Continuing with my journey through #ReadIndies, another favourite independent press whose books turn up regularly on the Ramblings is that of Michael Walmer. Mike initially published out of Australia but relocated to the Shetlands – and what a change that must have been – where he continues to issue fascinating works, from lost classics to books from more recent years which are unjustly ignored. Today’s book for #ReadIndies is one of the latter, from an author being championed by Mike – “A Virtual Image” by Rosalind Brackenbury.

Brackenbury is a writer still living and working, and I reviewed her first novel, “A Day to Remember to Forget” (1971), back in June last year. It was a beautifully written and very atmospheric work, and so I was keen to move on to “Virtual”, Brackenbury’s second novel, which was published in the same year. The beautiful cover of the book is apt, as it follows the lives of two women who have been friends from childhood and are both artists – Anna Parrish and Ruby Smith. Anna is blonde and beautiful and ethereal, Ruby the down-to-earth dark-haired sensible one; hints of Snow White and Rose Red, then. They grew up together living in their own intense childhood world of fantasy, play and make-believe; and in some ways it does seem they’ve never quite left it.

Anna usually takes the lead, and the bulk of the narrative tells the story of a summer where the two friends have planned to meet up in France; at an artists’ colony of sorts, but if that doesn’t work out, the back up plan is to meet in the South, in the Camargue. The story is (mostly) narrated from the point of view of Ruby, and we follow her journey driving through France, firstly stopping off with some friends, then moving on to the artists’ colony. At neither place has she really found a trace of Anna, and the colony is a disappointed, with most of the activity involved being worship of the two artists running the place. So Ruby moves on, driving further into the South of France, and it is when she arrives at Aigues-Mortes, where the women were meant to meet, that she runs into Caleb ‘Caley’ Hanson, an American poet. Caley is a friend of Ruby’s friends, but as the reader knows from earlier parts of the narrative, he’s also been involved with Anna and their affair had not gone well. So both Ruby and Caley are on the same quest, to find Anna, which inevitably draws them together. But will they find their missing friend? And how will what they find affect them?

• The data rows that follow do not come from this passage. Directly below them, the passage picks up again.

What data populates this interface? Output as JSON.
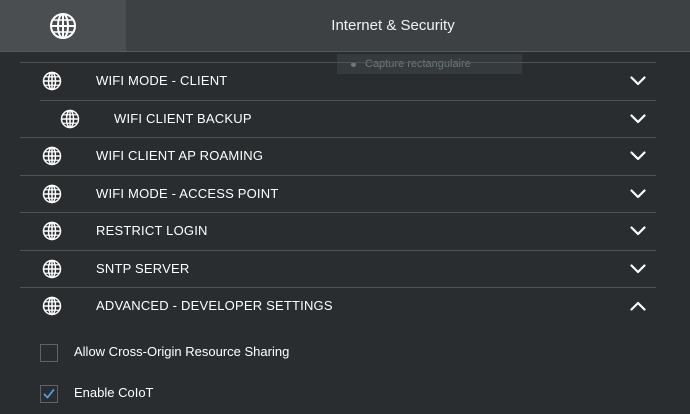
{
  "header": {
    "title": "Internet & Security",
    "icon": "globe-icon"
  },
  "overlay": {
    "label": "Capture rectangulaire"
  },
  "sections": [
    {
      "label": "WIFI MODE - CLIENT",
      "expanded": false,
      "icon": "globe-icon"
    },
    {
      "label": "WIFI CLIENT BACKUP",
      "expanded": false,
      "icon": "globe-icon",
      "sub": true
    },
    {
      "label": "WIFI CLIENT AP ROAMING",
      "expanded": false,
      "icon": "globe-icon"
    },
    {
      "label": "WIFI MODE - ACCESS POINT",
      "expanded": false,
      "icon": "globe-icon"
    },
    {
      "label": "RESTRICT LOGIN",
      "expanded": false,
      "icon": "globe-icon"
    },
    {
      "label": "SNTP SERVER",
      "expanded": false,
      "icon": "globe-icon"
    },
    {
      "label": "ADVANCED - DEVELOPER SETTINGS",
      "expanded": true,
      "icon": "globe-icon"
    }
  ],
  "advanced": {
    "options": [
      {
        "label": "Allow Cross-Origin Resource Sharing",
        "checked": false
      },
      {
        "label": "Enable CoIoT",
        "checked": true
      }
    ]
  },
  "colors": {
    "background": "#2a2d2f",
    "header": "#3d4143",
    "check": "#4fa3e0"
  }
}
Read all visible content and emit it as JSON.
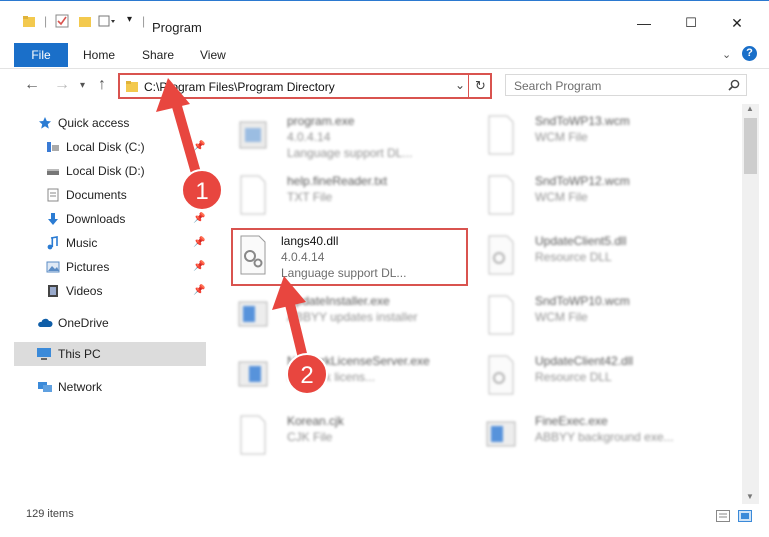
{
  "window": {
    "title": "Program"
  },
  "ribbon": {
    "file": "File",
    "tabs": [
      "Home",
      "Share",
      "View"
    ]
  },
  "address": {
    "path": "C:\\Program Files\\Program Directory"
  },
  "search": {
    "placeholder": "Search Program"
  },
  "sidebar": {
    "items": [
      {
        "label": "Quick access",
        "icon": "star-icon"
      },
      {
        "label": "Local Disk (C:)",
        "icon": "drive-icon"
      },
      {
        "label": "Local Disk (D:)",
        "icon": "drive-icon"
      },
      {
        "label": "Documents",
        "icon": "documents-icon"
      },
      {
        "label": "Downloads",
        "icon": "download-icon"
      },
      {
        "label": "Music",
        "icon": "music-icon"
      },
      {
        "label": "Pictures",
        "icon": "pictures-icon"
      },
      {
        "label": "Videos",
        "icon": "videos-icon"
      },
      {
        "label": "OneDrive",
        "icon": "cloud-icon"
      },
      {
        "label": "This PC",
        "icon": "computer-icon"
      },
      {
        "label": "Network",
        "icon": "network-icon"
      }
    ]
  },
  "files": [
    {
      "name": "program.exe",
      "line2": "4.0.4.14",
      "line3": "Language support DL..."
    },
    {
      "name": "SndToWP13.wcm",
      "line2": "WCM File",
      "line3": ""
    },
    {
      "name": "help.fineReader.txt",
      "line2": "TXT File",
      "line3": ""
    },
    {
      "name": "SndToWP12.wcm",
      "line2": "WCM File",
      "line3": ""
    },
    {
      "name": "langs40.dll",
      "line2": "4.0.4.14",
      "line3": "Language support DL..."
    },
    {
      "name": "UpdateClient5.dll",
      "line2": "Resource DLL",
      "line3": ""
    },
    {
      "name": "UpdateInstaller.exe",
      "line2": "ABBYY updates installer",
      "line3": ""
    },
    {
      "name": "SndToWP10.wcm",
      "line2": "WCM File",
      "line3": ""
    },
    {
      "name": "NetworkLicenseServer.exe",
      "line2": "Network licens...",
      "line3": ""
    },
    {
      "name": "UpdateClient42.dll",
      "line2": "Resource DLL",
      "line3": ""
    },
    {
      "name": "Korean.cjk",
      "line2": "CJK File",
      "line3": ""
    },
    {
      "name": "FineExec.exe",
      "line2": "ABBYY background exe...",
      "line3": ""
    }
  ],
  "annotations": {
    "step1": "1",
    "step2": "2"
  },
  "status": {
    "count": "129 items"
  },
  "colors": {
    "accent": "#1a6fc9",
    "highlight": "#d9534f"
  }
}
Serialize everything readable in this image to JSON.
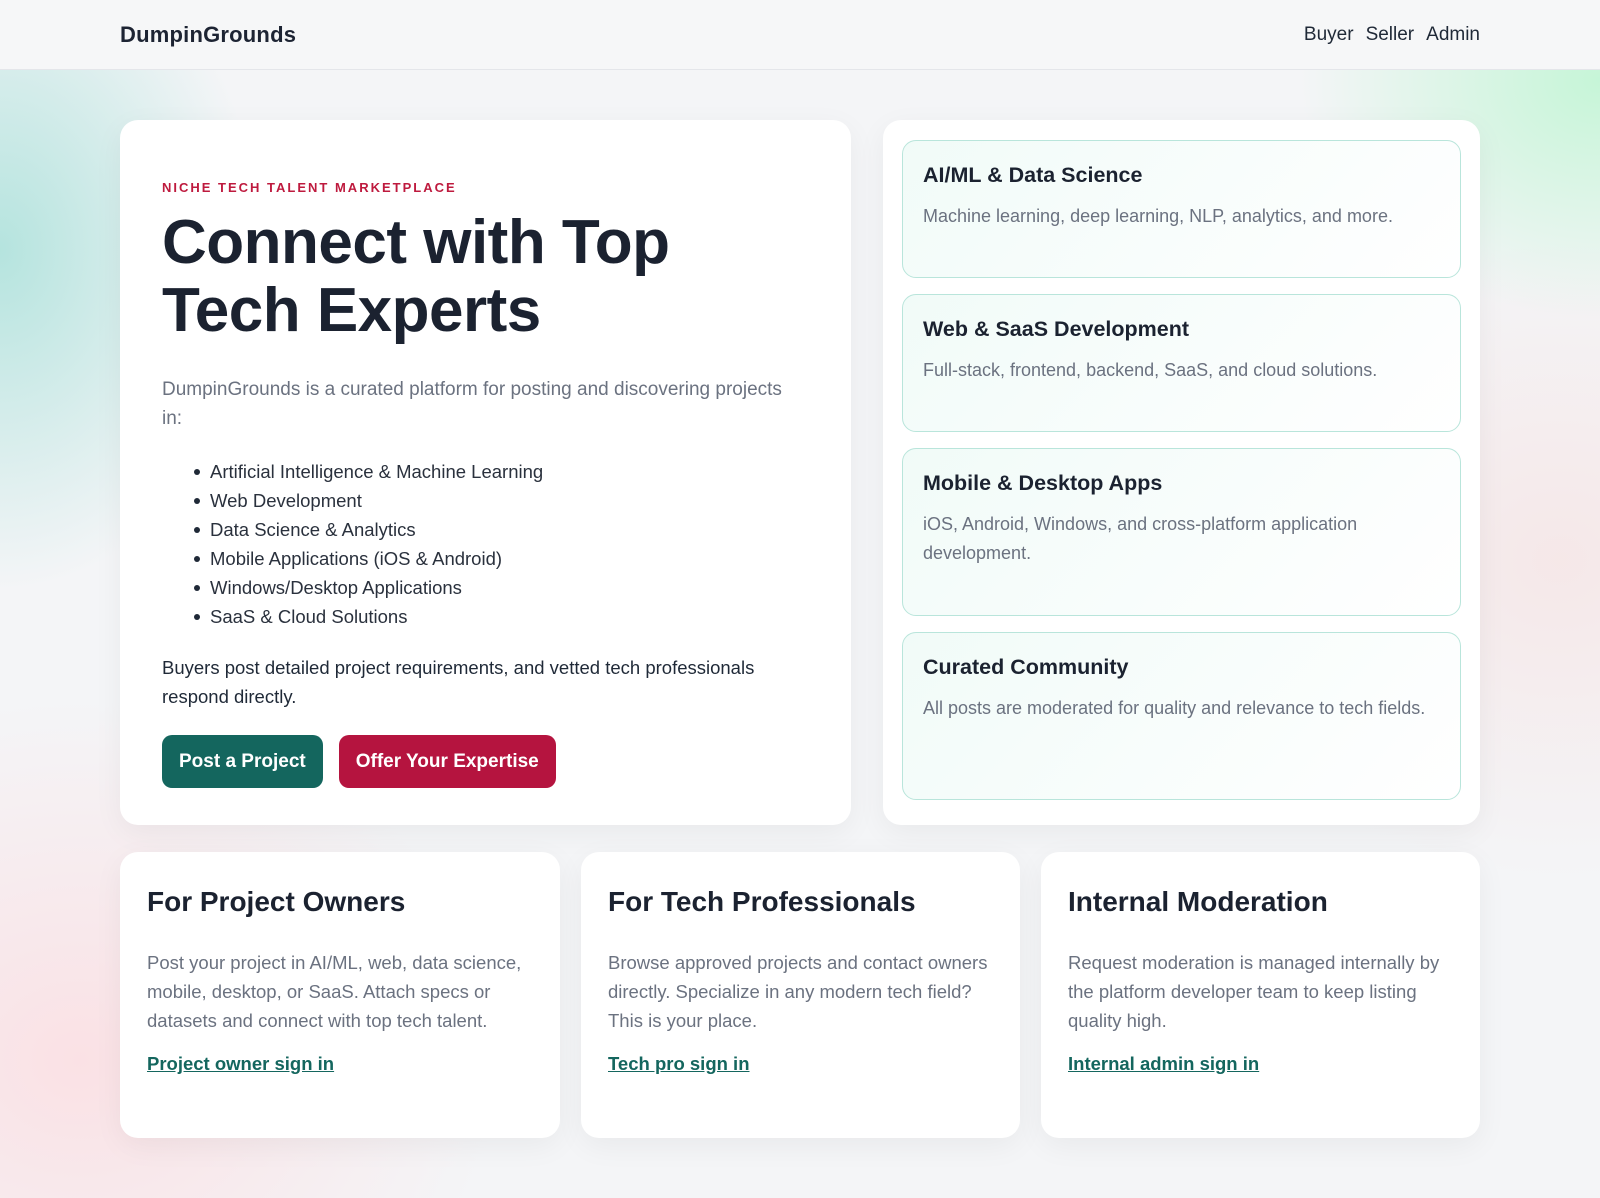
{
  "header": {
    "brand": "DumpinGrounds",
    "nav": [
      "Buyer",
      "Seller",
      "Admin"
    ]
  },
  "hero": {
    "eyebrow": "NICHE TECH TALENT MARKETPLACE",
    "title_line1": "Connect with Top",
    "title_line2": "Tech Experts",
    "intro": "DumpinGrounds is a curated platform for posting and discovering projects in:",
    "list": [
      "Artificial Intelligence & Machine Learning",
      "Web Development",
      "Data Science & Analytics",
      "Mobile Applications (iOS & Android)",
      "Windows/Desktop Applications",
      "SaaS & Cloud Solutions"
    ],
    "outro": "Buyers post detailed project requirements, and vetted tech professionals respond directly.",
    "primary_button": "Post a Project",
    "secondary_button": "Offer Your Expertise"
  },
  "features": [
    {
      "title": "AI/ML & Data Science",
      "desc": "Machine learning, deep learning, NLP, analytics, and more."
    },
    {
      "title": "Web & SaaS Development",
      "desc": "Full-stack, frontend, backend, SaaS, and cloud solutions."
    },
    {
      "title": "Mobile & Desktop Apps",
      "desc": "iOS, Android, Windows, and cross-platform application development."
    },
    {
      "title": "Curated Community",
      "desc": "All posts are moderated for quality and relevance to tech fields."
    }
  ],
  "info_cards": [
    {
      "title": "For Project Owners",
      "desc": "Post your project in AI/ML, web, data science, mobile, desktop, or SaaS. Attach specs or datasets and connect with top tech talent.",
      "link": "Project owner sign in"
    },
    {
      "title": "For Tech Professionals",
      "desc": "Browse approved projects and contact owners directly. Specialize in any modern tech field? This is your place.",
      "link": "Tech pro sign in"
    },
    {
      "title": "Internal Moderation",
      "desc": "Request moderation is managed internally by the platform developer team to keep listing quality high.",
      "link": "Internal admin sign in"
    }
  ],
  "colors": {
    "accent_teal": "#14665e",
    "accent_crimson": "#b5143f"
  }
}
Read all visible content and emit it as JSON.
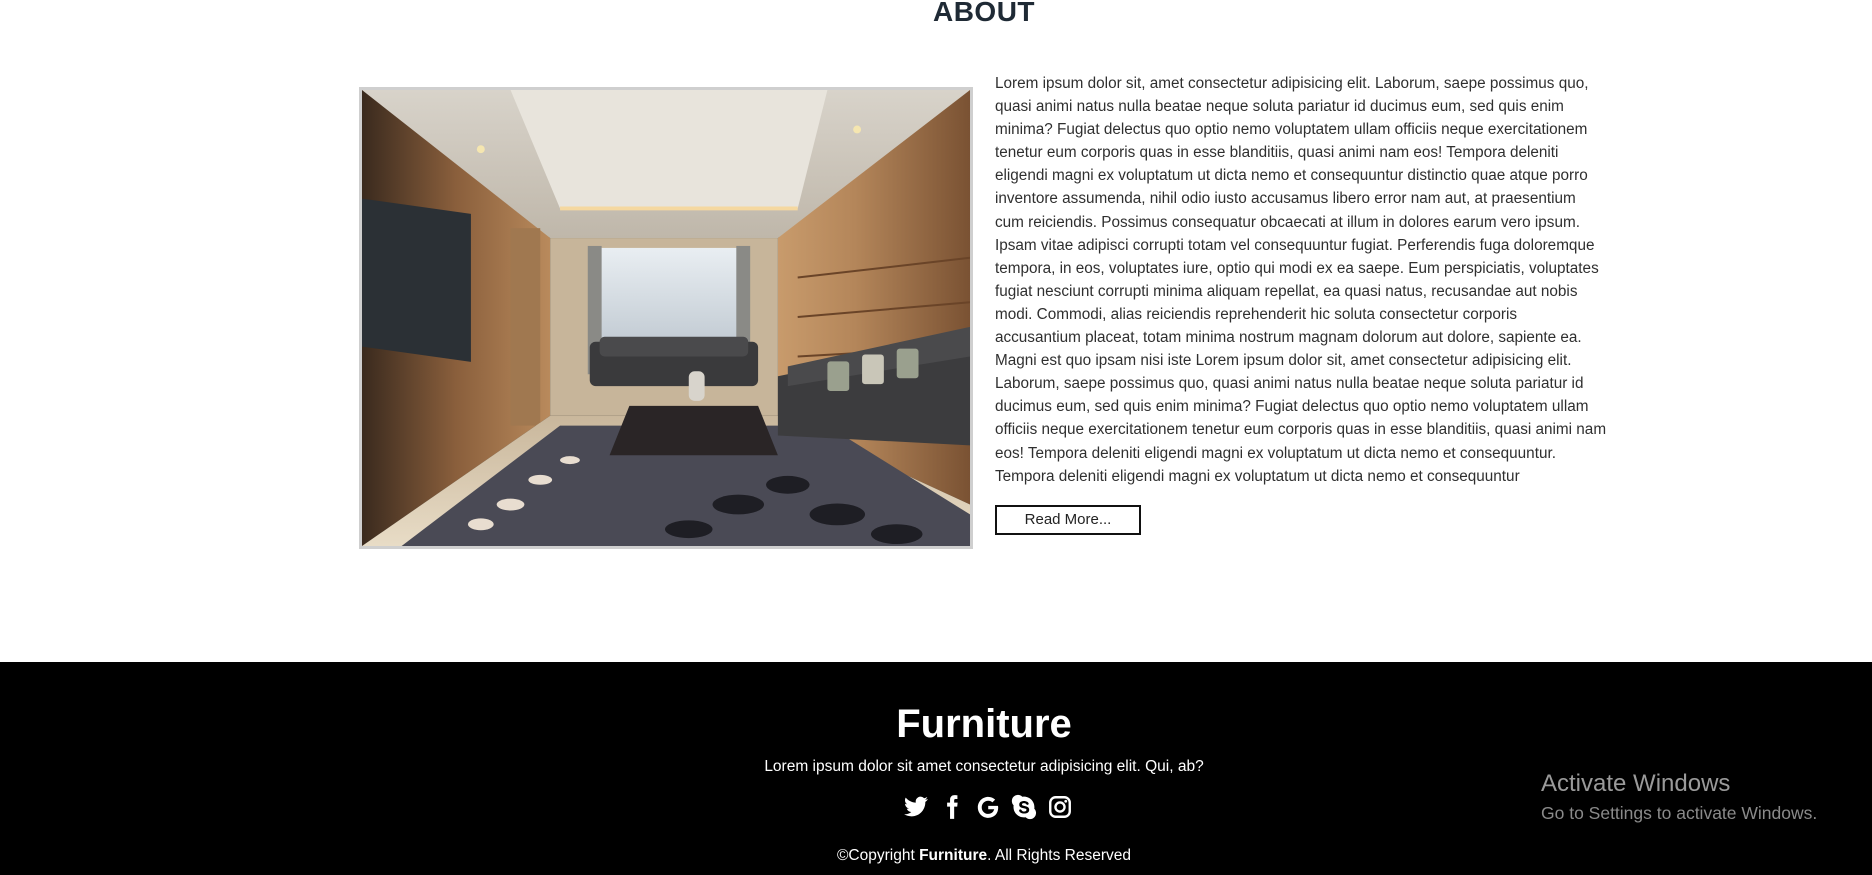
{
  "about": {
    "title": "ABOUT",
    "image_alt": "Living room interior",
    "text": "Lorem ipsum dolor sit, amet consectetur adipisicing elit. Laborum, saepe possimus quo, quasi animi natus nulla beatae neque soluta pariatur id ducimus eum, sed quis enim minima? Fugiat delectus quo optio nemo voluptatem ullam officiis neque exercitationem tenetur eum corporis quas in esse blanditiis, quasi animi nam eos! Tempora deleniti eligendi magni ex voluptatum ut dicta nemo et consequuntur distinctio quae atque porro inventore assumenda, nihil odio iusto accusamus libero error nam aut, at praesentium cum reiciendis. Possimus consequatur obcaecati at illum in dolores earum vero ipsum. Ipsam vitae adipisci corrupti totam vel consequuntur fugiat. Perferendis fuga doloremque tempora, in eos, voluptates iure, optio qui modi ex ea saepe. Eum perspiciatis, voluptates fugiat nesciunt corrupti minima aliquam repellat, ea quasi natus, recusandae aut nobis modi. Commodi, alias reiciendis reprehenderit hic soluta consectetur corporis accusantium placeat, totam minima nostrum magnam dolorum aut dolore, sapiente ea. Magni est quo ipsam nisi iste Lorem ipsum dolor sit, amet consectetur adipisicing elit. Laborum, saepe possimus quo, quasi animi natus nulla beatae neque soluta pariatur id ducimus eum, sed quis enim minima? Fugiat delectus quo optio nemo voluptatem ullam officiis neque exercitationem tenetur eum corporis quas in esse blanditiis, quasi animi nam eos! Tempora deleniti eligendi magni ex voluptatum ut dicta nemo et consequuntur. Tempora deleniti eligendi magni ex voluptatum ut dicta nemo et consequuntur",
    "read_more_label": "Read More..."
  },
  "footer": {
    "brand": "Furniture",
    "tagline": "Lorem ipsum dolor sit amet consectetur adipisicing elit. Qui, ab?",
    "social_icons": [
      "twitter-icon",
      "facebook-icon",
      "google-icon",
      "skype-icon",
      "instagram-icon"
    ],
    "copyright_prefix": "©Copyright ",
    "copyright_brand": "Furniture",
    "copyright_suffix": ". All Rights Reserved"
  },
  "watermark": {
    "title": "Activate Windows",
    "subtitle": "Go to Settings to activate Windows."
  },
  "colors": {
    "footer_bg": "#000000",
    "page_bg": "#ffffff",
    "text": "#2f2f2f",
    "heading": "#1f2a35"
  }
}
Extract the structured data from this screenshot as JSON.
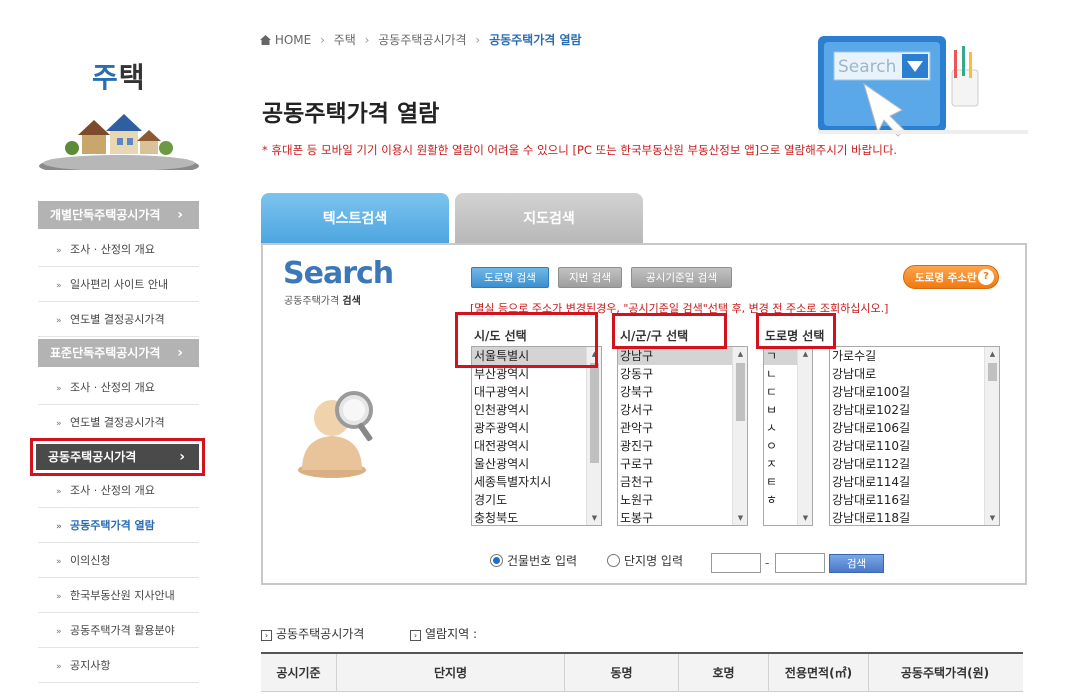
{
  "sidebar": {
    "title_a": "주",
    "title_b": "택",
    "cat1": "개별단독주택공시가격",
    "cat1_items": [
      "조사 · 산정의 개요",
      "일사편리 사이트 안내",
      "연도별 결정공시가격"
    ],
    "cat2": "표준단독주택공시가격",
    "cat2_items": [
      "조사 · 산정의 개요",
      "연도별 결정공시가격"
    ],
    "cat3": "공동주택공시가격",
    "cat3_items": [
      "조사 · 산정의 개요",
      "공동주택가격 열람",
      "이의신청",
      "한국부동산원 지사안내",
      "공동주택가격 활용분야",
      "공지사항"
    ],
    "chevron": "›",
    "bullet": "»"
  },
  "breadcrumb": {
    "home": "HOME",
    "l1": "주택",
    "l2": "공동주택공시가격",
    "l3": "공동주택가격 열람",
    "sep": "›"
  },
  "page": {
    "title": "공동주택가격 열람",
    "notice": "* 휴대폰 등 모바일 기기 이용시 원활한 열람이 어려울 수 있으니 [PC 또는 한국부동산원 부동산정보 앱]으로 열람해주시기 바랍니다."
  },
  "hero": {
    "search_text": "Search"
  },
  "tabs": {
    "text_search": "텍스트검색",
    "map_search": "지도검색"
  },
  "search": {
    "logo": "Search",
    "logo_sub_a": "공동주택가격",
    "logo_sub_b": "검색",
    "btn_road": "도로명 검색",
    "btn_lot": "지번 검색",
    "btn_date": "공시기준일 검색",
    "btn_road_addr": "도로명 주소란",
    "btn_road_addr_q": "?",
    "warn": "[멸실 등으로 주소가 변경된경우, \"공시기준일 검색\"선택 후, 변경 전 주소로 조회하십시오.]",
    "col_sido": "시/도 선택",
    "col_sigungu": "시/군/구 선택",
    "col_road": "도로명 선택",
    "sido": [
      "서울특별시",
      "부산광역시",
      "대구광역시",
      "인천광역시",
      "광주광역시",
      "대전광역시",
      "울산광역시",
      "세종특별자치시",
      "경기도",
      "충청북도"
    ],
    "sigungu": [
      "강남구",
      "강동구",
      "강북구",
      "강서구",
      "관악구",
      "광진구",
      "구로구",
      "금천구",
      "노원구",
      "도봉구"
    ],
    "initials": [
      "ㄱ",
      "ㄴ",
      "ㄷ",
      "ㅂ",
      "ㅅ",
      "ㅇ",
      "ㅈ",
      "ㅌ",
      "ㅎ"
    ],
    "roads": [
      "가로수길",
      "강남대로",
      "강남대로100길",
      "강남대로102길",
      "강남대로106길",
      "강남대로110길",
      "강남대로112길",
      "강남대로114길",
      "강남대로116길",
      "강남대로118길"
    ],
    "radio_building": "건물번호 입력",
    "radio_complex": "단지명 입력",
    "dash": "-",
    "btn_submit": "검색",
    "scroll_up": "▲",
    "scroll_down": "▼"
  },
  "results": {
    "label1": "공동주택공시가격",
    "label2": "열람지역 :",
    "icon": "›",
    "headers": [
      "공시기준",
      "단지명",
      "동명",
      "호명",
      "전용면적(㎡)",
      "공동주택가격(원)"
    ]
  }
}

There are days which seem to have been washed, early in the morning, which start with such hope that by midday they can only be a blazing miracle, by evening they have changed and mellowed and set one at rest; it was a day like that, or I think I should have looked a little longer backward. As it was, my eyes followed my pointing car bonnet towards the south, and I rolled the windows down and filled my eyes and lungs with the beauty of rural France…

It has to be said up front that Brackenbury writes beautifully, a quality I remarked on in my review of her first novel. The opening pages of “Virtual”, where Ruby looks back on her childhood and growing up alongside Anna are quite stunning; vivid, evocative, capturing the days of childhood brilliantly, it’s a remarkable start to a book. And her prose is like this all the way through; often dream-like, sinuous and wonderfully poetic, she conjures place and time with apparent ease. Looking back, those times were odd; the turn of the decade, from 1960s into 1970s, was an era where things were out of place a little. The 1960s had brought changes but it was still unusual, perhaps, to see women travelling through France on their own; in the relationships between Caley and the women there are questions about how they should behave; and as both women are artists, it’s fascinating to see the place art takes in their lives, and the struggle to decide if they need men, or if the best choice is to stay single and follow your art, not your heart.

I don’t want to provide any spoilers here, because although this is not a mystery or thriller novel, the end is perhaps a little unexpected – or maybe not! Certainly, Ruby becomes much clearer about what her friendship with Anna has actually been, and is hopefully going to be able to move on with her life. And the dramatic finale, set in a brilliantly depicted South of France, with its heat and smells, is striking and memorable.

“A Virtual Image” was an immersive and compelling read, and Brackenbury’s powers of description are impressive. Whether driving down the French roads with Ruby or looking out over the countryside, the landscapes come vividly alive as if you’re living out the story alongside the characters. As I mentioned, most of the narrative is from the point of view of Ruby apart from occasional inserted passages which, as you read, it becomes clear are from Anna or Caley. In her fascinating introduction, Janet Burroway posits a theory that those parts might even be projections from Ruby, putting forward what she thinks might be running through the heads of Anna or Caley. It’s an interesting idea, though I’m not entirely sure  I would agree; for me, those narrative voices were a necessary counterpart to that of Ruby, and convincingly showed how what people are thinking can be very different to what we imagine is going through their heads!

So another winner from Mike Walmer! It really is beyond me why Brackenbury’s work is not more widely known, as she’s such a marvellous prose stylist, and so wonderful at atmosphere. Fortunately for me, Mike has also reissued Brackenbury’s third novel, “Into Egypt” – so I have another treat in store! 😀